This study investigated the biological effects and adaptive responses induced by single and repeated in vivo computed tomography (CT) scans. We postulated that, through the induction of low-level oxidative stress, repeated low-dose CT scans (20 mGy, 2 days/week, 10 weeks) could protect mice (C57BL/6) from acute effects of high-dose radiation (1 Gy, 2 Gy). The micronucleated reticulocyte (MN-RET) count increased linearly after exposure to single CT scans of doses ranging from 20 to 80 mGy (P = 0.033). Ten weeks of repeated CT scans (total dose 400 mGy) produced a slight reduction in spontaneous MN-RET levels relative to levels in sham CT-scanned mice (P = 0.04). Decreases of nearly 10% in γ-H2AX fluorescence levels were observed in the repeated CT-scanned mice after an in vitro challenge dose of 1 Gy (P = 0.017) and 2 Gy (P = 0.026). Spontaneous apoptosis levels (caspase 3 and 7 activation) were also significantly lower in the repeated CT-scanned mice than the sham CT-scanned mice (P < 0.01). In contrast, mice receiving only a single CT scan showed a 19% elevation in apoptosis (P < 0.02) and a 10% increase in γ-H2AX fluorescence levels after a 2-Gy challenge (P < 0.05) relative to sham CT controls. Overall, repeated CT scans seemed to confer resistance to larger doses in mice, whereas mice exposed to single CT scans exhibited transient genotoxicity, enhanced apoptosis, and characteristics of radiation sensitization.

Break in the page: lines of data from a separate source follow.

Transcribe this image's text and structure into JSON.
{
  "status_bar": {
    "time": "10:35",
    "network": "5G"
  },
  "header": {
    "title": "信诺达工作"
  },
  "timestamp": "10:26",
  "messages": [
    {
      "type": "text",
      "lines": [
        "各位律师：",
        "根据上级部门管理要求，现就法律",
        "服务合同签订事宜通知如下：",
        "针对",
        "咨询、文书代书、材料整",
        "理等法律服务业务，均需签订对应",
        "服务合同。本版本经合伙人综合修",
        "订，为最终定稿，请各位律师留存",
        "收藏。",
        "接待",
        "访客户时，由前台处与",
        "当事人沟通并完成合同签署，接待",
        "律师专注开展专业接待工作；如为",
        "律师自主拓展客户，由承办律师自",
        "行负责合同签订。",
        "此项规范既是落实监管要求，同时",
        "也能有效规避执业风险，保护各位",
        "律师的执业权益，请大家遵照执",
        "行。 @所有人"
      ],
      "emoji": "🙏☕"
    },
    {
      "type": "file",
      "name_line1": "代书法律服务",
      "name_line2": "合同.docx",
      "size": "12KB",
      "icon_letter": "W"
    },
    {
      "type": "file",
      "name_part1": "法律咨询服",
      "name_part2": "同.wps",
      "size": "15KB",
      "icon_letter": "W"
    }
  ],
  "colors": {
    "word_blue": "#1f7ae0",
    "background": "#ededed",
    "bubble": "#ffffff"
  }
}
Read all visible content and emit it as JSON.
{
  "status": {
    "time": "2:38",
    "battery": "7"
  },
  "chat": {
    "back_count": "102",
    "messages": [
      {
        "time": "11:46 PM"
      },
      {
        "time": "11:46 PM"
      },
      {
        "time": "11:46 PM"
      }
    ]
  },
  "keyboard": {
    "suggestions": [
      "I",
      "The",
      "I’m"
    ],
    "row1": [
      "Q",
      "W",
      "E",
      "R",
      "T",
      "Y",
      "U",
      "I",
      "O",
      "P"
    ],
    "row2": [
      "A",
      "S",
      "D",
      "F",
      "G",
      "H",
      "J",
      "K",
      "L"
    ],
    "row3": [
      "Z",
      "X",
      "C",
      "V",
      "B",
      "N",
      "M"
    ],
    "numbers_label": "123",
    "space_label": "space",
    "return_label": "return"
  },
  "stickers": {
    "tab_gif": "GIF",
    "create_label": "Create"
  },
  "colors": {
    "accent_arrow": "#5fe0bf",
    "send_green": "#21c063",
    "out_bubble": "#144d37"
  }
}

ASJC Scopus subject areas
- Radiology Nuclear Medicine and imaging